I'll put this one in my "I didn't know that" file. A friend of mine who died in 2001 wore one of these. She was Latina but I had no idea that nameplate necklaces were an ethnic thing.
Changing of the Tide: The Galician Sisters Chipping Away at the Patriarchy, One Barnacle at a Time. by Matt Goulding, Slate; adapted from Grape Olive Pig: Deep Travels Through Spain's Food Culture, Harper Wave; 2016
I enjoyed this essay about barnacle harvesting so much that I have requested the book from library.
Photo by Michael Magers
The Wards of Old London: Fleet Street - Wordsmiths, Pubs, and an Unexpected Ghost by Mark Patton
This is a series I have been following for some time; it's always interesting and I learn a lot from it. One thing I learned from this post is that the University of California at Santa Barbara (UCSB) maintains an English Broadside Ballad Archive "Making broadside ballads of the seventeenth century fully accessible as texts, art, music, and cultural records."

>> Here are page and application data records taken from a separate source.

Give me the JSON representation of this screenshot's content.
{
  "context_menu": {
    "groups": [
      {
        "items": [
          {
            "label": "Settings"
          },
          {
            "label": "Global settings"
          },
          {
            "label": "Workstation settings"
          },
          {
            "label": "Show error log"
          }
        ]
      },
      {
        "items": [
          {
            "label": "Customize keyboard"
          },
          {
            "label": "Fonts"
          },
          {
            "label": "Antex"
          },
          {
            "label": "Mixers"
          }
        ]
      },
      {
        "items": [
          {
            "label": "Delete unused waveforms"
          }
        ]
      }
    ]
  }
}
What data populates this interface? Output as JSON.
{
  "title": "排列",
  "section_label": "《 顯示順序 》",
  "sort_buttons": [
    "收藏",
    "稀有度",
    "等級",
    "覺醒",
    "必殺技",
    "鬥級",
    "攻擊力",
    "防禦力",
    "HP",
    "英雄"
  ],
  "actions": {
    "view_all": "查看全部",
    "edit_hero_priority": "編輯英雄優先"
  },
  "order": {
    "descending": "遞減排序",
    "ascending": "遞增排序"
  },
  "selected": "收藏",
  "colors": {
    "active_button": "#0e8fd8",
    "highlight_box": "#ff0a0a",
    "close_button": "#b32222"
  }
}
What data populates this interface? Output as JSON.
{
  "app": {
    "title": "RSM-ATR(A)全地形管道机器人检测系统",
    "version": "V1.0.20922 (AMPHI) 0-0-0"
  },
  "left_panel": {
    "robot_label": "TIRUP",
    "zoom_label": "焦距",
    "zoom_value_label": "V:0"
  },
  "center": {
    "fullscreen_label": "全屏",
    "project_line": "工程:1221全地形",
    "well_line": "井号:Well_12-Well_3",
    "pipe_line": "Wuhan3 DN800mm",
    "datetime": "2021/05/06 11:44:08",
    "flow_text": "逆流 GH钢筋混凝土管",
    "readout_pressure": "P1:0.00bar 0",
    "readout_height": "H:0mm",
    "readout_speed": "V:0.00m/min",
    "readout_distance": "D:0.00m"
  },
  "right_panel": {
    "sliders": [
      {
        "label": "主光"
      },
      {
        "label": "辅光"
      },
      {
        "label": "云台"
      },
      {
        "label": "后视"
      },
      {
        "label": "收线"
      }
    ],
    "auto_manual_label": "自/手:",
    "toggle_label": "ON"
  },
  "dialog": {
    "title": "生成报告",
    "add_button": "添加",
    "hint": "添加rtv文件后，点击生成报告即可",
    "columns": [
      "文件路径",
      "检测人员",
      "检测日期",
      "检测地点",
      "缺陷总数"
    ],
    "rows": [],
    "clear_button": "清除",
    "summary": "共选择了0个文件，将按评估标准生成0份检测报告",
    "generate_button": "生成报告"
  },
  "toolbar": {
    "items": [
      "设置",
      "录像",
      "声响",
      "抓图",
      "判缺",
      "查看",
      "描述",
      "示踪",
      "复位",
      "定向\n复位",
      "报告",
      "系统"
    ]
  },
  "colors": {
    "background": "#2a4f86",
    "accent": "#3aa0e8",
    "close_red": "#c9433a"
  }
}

A Bill of Fare: / For, A Saturday nights Supper, A Sunday morning Breakfast, and / A Munday Dinner, Described in a pleasant new merry Ditie.
A delightful meal--this link is to the recording on the UCSB archive mentioned above. There is also a text transcription of the lyric. What a great resource!
Crawfie and The Little Princesses by Linda Fetterly Root
Linda Root hit the mark with me with this informative essay on one of my childhood favorite books. Like Linda Root, the book made me fascinated with the Royals, but it also made me interested in reading biography.
A helpful librarian aimed me toward another royal biography--one about Queen Liliʻuokalani of Hawaii. I have no idea which bio it was but is was one written for young people.
On the Arab page by Jonathan Guyer
"Much connects art and comics in Egypt and the wider Middle East, even if publishing houses keep fine art and graphic narratives on different shelves." A discussion of the development of Arab comics in Egypt and their connection with fine art. This one had me making a list of things to Google.
Illustration “Self portrait with Spider”, 1945, Adham Wanly
The Long, Unusual History of the Pickled Cucumber by Ernie Smith
The focus here is on the commercial history of the pickle in the USA. There are lots of links to follow if you want to know more about the salty, crunchy snack.
Poor Nancy Young, the Suspected Teen Vampire of Rhode Island A graphic history of an 1827 exhumation by Jamison Odoneby Ernie Smith
Oh my, sometimes the Atlas Obscura email newsletter has nothing of interest to me, then there is a day like Tuesday that brings pickles (above) and gruesome "comics."
The 'Balloon Maps' That Aided Exploration, War, And Tourism by Cara Giaimo
Another from Atlas Obscura. Do they know I love pickles, graphics, & old maps?
The Broomway is known as the most perilous path in Britain – "and is a favourite walk of writer Robert Macfarlane, who describes it in this adaptation from his book The Old Ways." A close up look at one of the features of the Thames Estuary. This one with georgous photographs. (see my post January (first week) 2017 Reads for more on the estuary)
This 3,500-Year-Old Greek Tomb Upended What We Thought We Knew About the Roots of Western Civilization. The recent discovery of the grave of an ancient soldier is challenging accepted wisdom among archaeologists. By Jo Marchant; Photographs by Myrto Papadopoulos. Smithsonian.com
And now--back to Pushkin and Auster....